Remark 6: (Definition of pseudo density) A measurable function $$f$$ is called a pseudo density if $$f$$ is nonnegative and $$0< \int f < +\infty$$. Clearly, by then $$\tilde{f}:= \dfrac{f}{|f|_1}$$ is a density function.
Demonstration 6

Under our assumption on the monotonicity and the inequality for logdensity, we have:

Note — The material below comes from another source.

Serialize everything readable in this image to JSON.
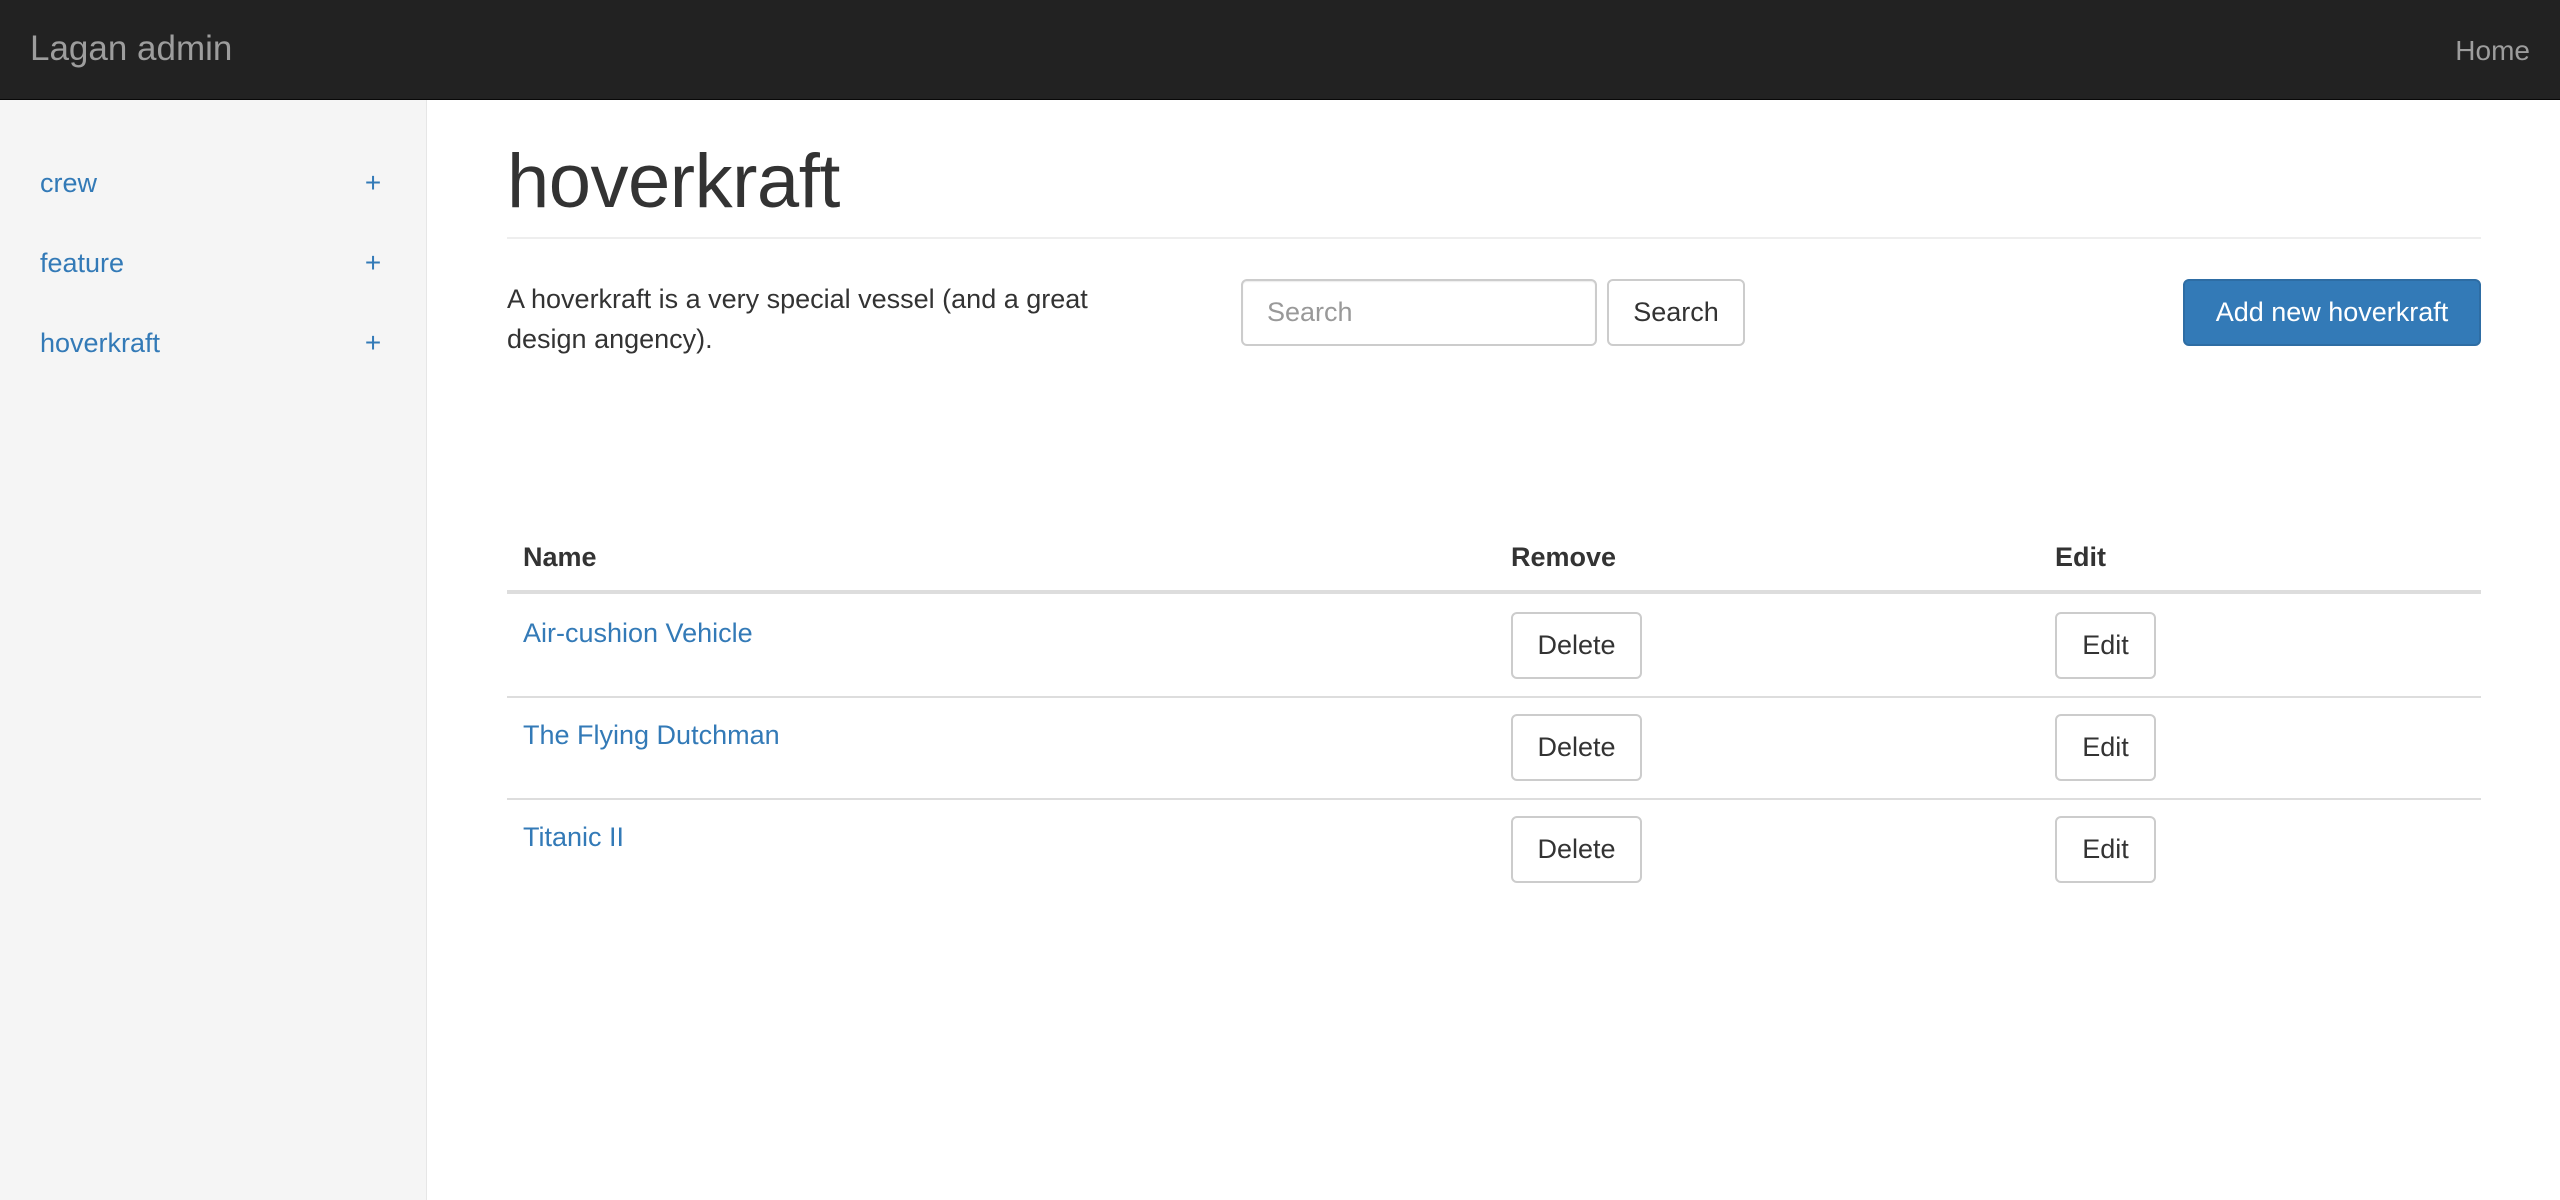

$$\int_{\mathbb{R}^2} \left[ f(s)- f(t)\right] [ h(s)g(t)-h(t)g(s) ]dsdt \ge 0$$ Thus, $$\Vert g \Vert_1 \int_{\mathbb{R}} f(s)h(s)ds \ge \Vert h \Vert_1 \int_{\mathbb{R}} f(s)g(s)ds$$ Done.
Remark 7 FKG's inequality has some interesting generalizations, but they are not within our scope.
Remark 8 The intuition behind those inequalities is that if we assign something big with other big things, something small with other small things, we should have some kind of increment.
Remark 9 If $$\log h, \log g$$ is well defined and have derivatives, the above inequality condition case be rephrased as $$\dfrac{\partial \log h }{\partial t} \ge \dfrac{\partial \log g }{\partial t}$$

Back to our main question

### Main question

Let $$h_s := p( s , \cdot |a,b,c)$$
If $$(a,b,c)$$ is an admissble choice, we have: $$\dfrac{ \partial^2 \log h_s(t)}{\partial s \partial t} = -c < 0$$ Thus for all $$s_1< s_2$$, we have: $$\dfrac{\partial \log h_{s_1} }{\partial t} \ge \dfrac{\partial \log h_{s_2} }{\partial t}$$

Besides, we see that $$h_s$$ is the peusdo density of the conditional law of $$T$$, given $$\{S=s\}$$
. As $$f(x):=x$$ is an increasing function, we hence imply that : $$g(s):= \mathbb{E}\left( T| S=s \right) \text{ is a decreasing function}$$

So, we see:
$$\langle ST \rangle = \mathbb{E}(ST) = \mathbb{E}\left( S \mathbb{E}(T|S) \right)= \mathbb{E}\left( f(S)g(S) \right) \underbrace{\le}_{FKG's} \mathbb{E}(S) \mathbb{E}(g(S)) = \langle S \rangle \langle T \rangle$$ (Note that $$f$$ is increasing, while $$g$$ is decreasing)
• So you see the sign of $$\dfrac{ \partial^2 \log p}{\partial s \partial t}$$ implies the sign of correlation.
• The theorem 3 gives some sense of the behaviour of $$\mathcal{L}(T|S=s)$$ when $$s$$ varies.
• I interpret your second inequality (Theorem 3) roughly as: "If one density ($h$) decays slower as another one ($g$), then the expectation of an increasing function $f$ under $h$ is larger than under $g$." Commented Nov 13, 2020 at 18:17